Web page and app entries
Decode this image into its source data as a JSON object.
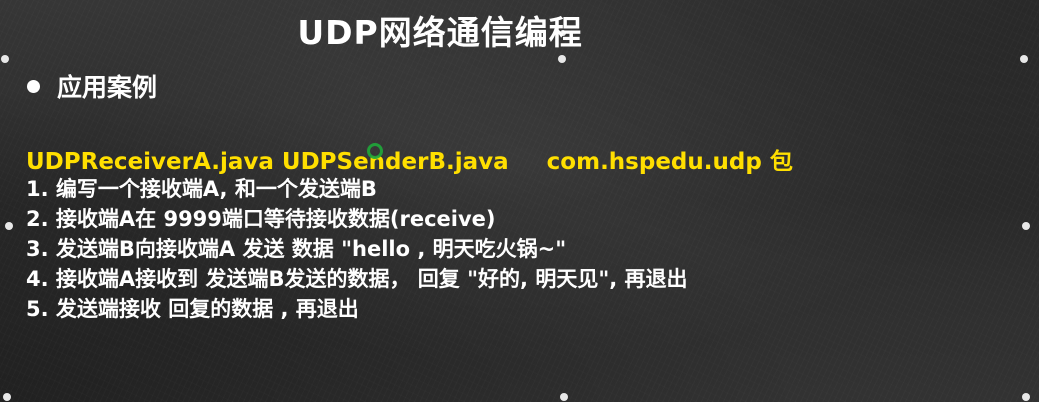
{
  "slide": {
    "title": "UDP网络通信编程",
    "section_heading": "应用案例",
    "files": {
      "receiver": "UDPReceiverA.java",
      "sender": "UDPSenderB.java",
      "package": "com.hspedu.udp 包"
    },
    "steps": [
      "1. 编写一个接收端A, 和一个发送端B",
      "2. 接收端A在 9999端口等待接收数据(receive)",
      "3. 发送端B向接收端A 发送 数据 \"hello , 明天吃火锅~\"",
      "4. 接收端A接收到 发送端B发送的数据， 回复 \"好的, 明天见\", 再退出",
      "5. 发送端接收 回复的数据 , 再退出"
    ]
  },
  "colors": {
    "background": "#2f2f2f",
    "text": "#ffffff",
    "highlight": "#ffdf00",
    "cursor": "#1fa83a"
  },
  "icons": {
    "bullet": "filled-circle",
    "selection_handles": "white-dots",
    "cursor": "green-ring"
  }
}
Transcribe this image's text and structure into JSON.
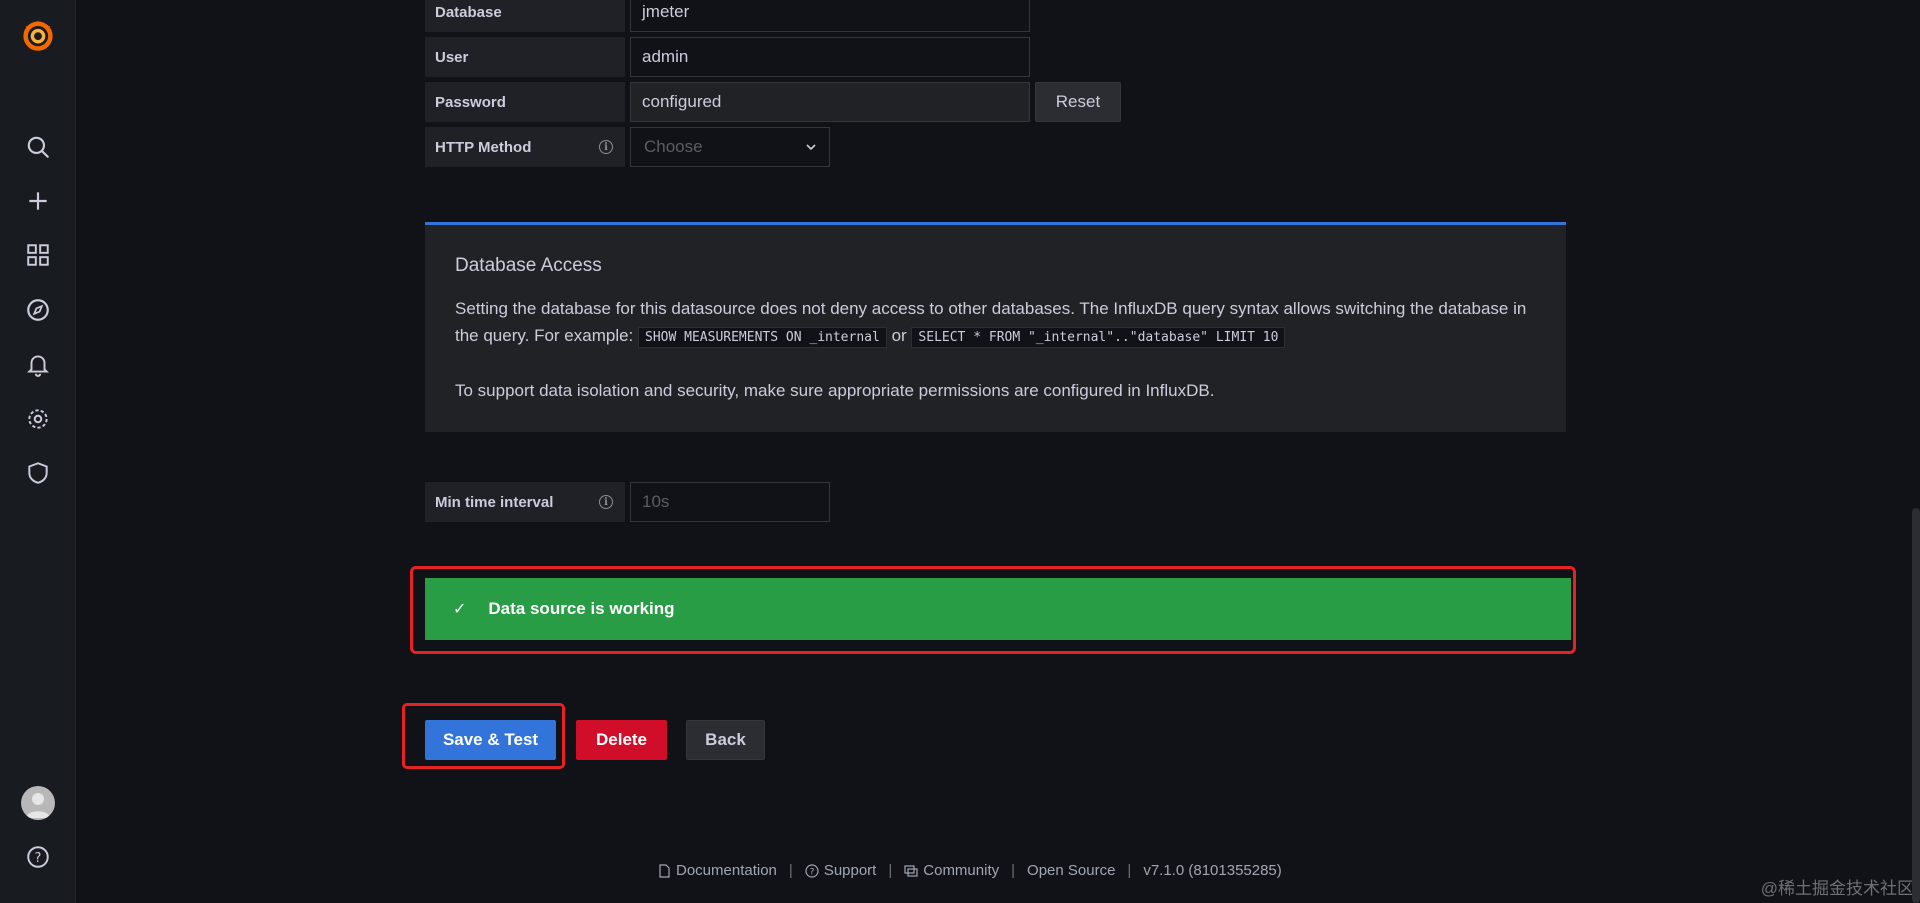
{
  "sidebar": {
    "icons": [
      "grafana-logo",
      "search-icon",
      "plus-icon",
      "dashboards-icon",
      "explore-icon",
      "alerting-icon",
      "configuration-icon",
      "server-admin-icon",
      "avatar",
      "help-icon"
    ]
  },
  "form": {
    "database": {
      "label": "Database",
      "value": "jmeter"
    },
    "user": {
      "label": "User",
      "value": "admin"
    },
    "password": {
      "label": "Password",
      "value": "configured",
      "reset_label": "Reset"
    },
    "http_method": {
      "label": "HTTP Method",
      "placeholder": "Choose"
    },
    "min_time_interval": {
      "label": "Min time interval",
      "placeholder": "10s"
    }
  },
  "info_box": {
    "title": "Database Access",
    "text_1a": "Setting the database for this datasource does not deny access to other databases. The InfluxDB query syntax allows switching the database in the query. For example:",
    "code_1": "SHOW MEASUREMENTS ON _internal",
    "text_or": "or",
    "code_2": "SELECT * FROM \"_internal\"..\"database\" LIMIT 10",
    "text_2": "To support data isolation and security, make sure appropriate permissions are configured in InfluxDB."
  },
  "alert": {
    "message": "Data source is working",
    "status_color": "#299c46"
  },
  "buttons": {
    "save_test": "Save & Test",
    "delete": "Delete",
    "back": "Back"
  },
  "footer": {
    "documentation": "Documentation",
    "support": "Support",
    "community": "Community",
    "open_source": "Open Source",
    "version": "v7.1.0 (8101355285)"
  },
  "watermark": "@稀土掘金技术社区",
  "colors": {
    "accent": "#3274d9",
    "danger": "#d10e29",
    "success": "#299c46",
    "highlight": "#e62222"
  }
}
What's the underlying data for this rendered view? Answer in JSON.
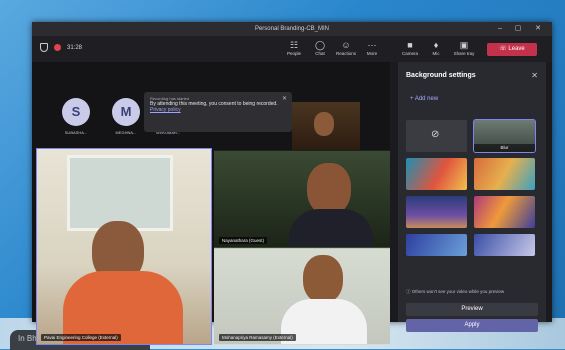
{
  "window": {
    "title": "Personal Branding-CB_MIN"
  },
  "toolbar": {
    "timer": "31:28",
    "buttons": [
      {
        "label": "People",
        "icon": "people-icon"
      },
      {
        "label": "Chat",
        "icon": "chat-icon"
      },
      {
        "label": "Reactions",
        "icon": "reactions-icon"
      },
      {
        "label": "More",
        "icon": "more-icon"
      },
      {
        "label": "Camera",
        "icon": "camera-icon"
      },
      {
        "label": "Mic",
        "icon": "mic-icon"
      },
      {
        "label": "Share tray",
        "icon": "share-tray-icon"
      }
    ],
    "leave_label": "Leave"
  },
  "participants": [
    {
      "initial": "S",
      "name": "SUBASHA..."
    },
    {
      "initial": "M",
      "name": "MEGHNA..."
    },
    {
      "name": "SRIKUMAR..."
    }
  ],
  "recording_notice": {
    "heading": "Recording has started",
    "text": "By attending this meeting, you consent to being recorded.",
    "link": "Privacy policy"
  },
  "videos": [
    {
      "name": "Pavai Engineering College (External)"
    },
    {
      "name": "Nayanathara (Guest)"
    },
    {
      "name": "Mohanapriya Ramasamy (External)"
    }
  ],
  "background_panel": {
    "title": "Background settings",
    "add_new": "Add new",
    "options": [
      {
        "label": "None"
      },
      {
        "label": "Blur"
      },
      {
        "label": ""
      },
      {
        "label": ""
      },
      {
        "label": ""
      },
      {
        "label": ""
      },
      {
        "label": ""
      },
      {
        "label": ""
      }
    ],
    "notice": "Others won't see your video while you preview",
    "preview_label": "Preview",
    "apply_label": "Apply",
    "colors": {
      "accent": "#7f85f5",
      "apply": "#6264a7",
      "leave": "#c4314b"
    }
  },
  "footer_tag": "In Bharat Sh..."
}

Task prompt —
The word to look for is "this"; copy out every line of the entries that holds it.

Expected answer —
Decode this image into its source data as a JSON object.
Transcribe this image's text and structure into JSON.
    "text_1a": "Setting the database for this datasource does not deny access to other databases. The InfluxDB query syntax allows switching the database in the query. For example:",
What's the underlying data for this rendered view? Answer in JSON.
    "text": "By attending this meeting, you consent to being recorded.",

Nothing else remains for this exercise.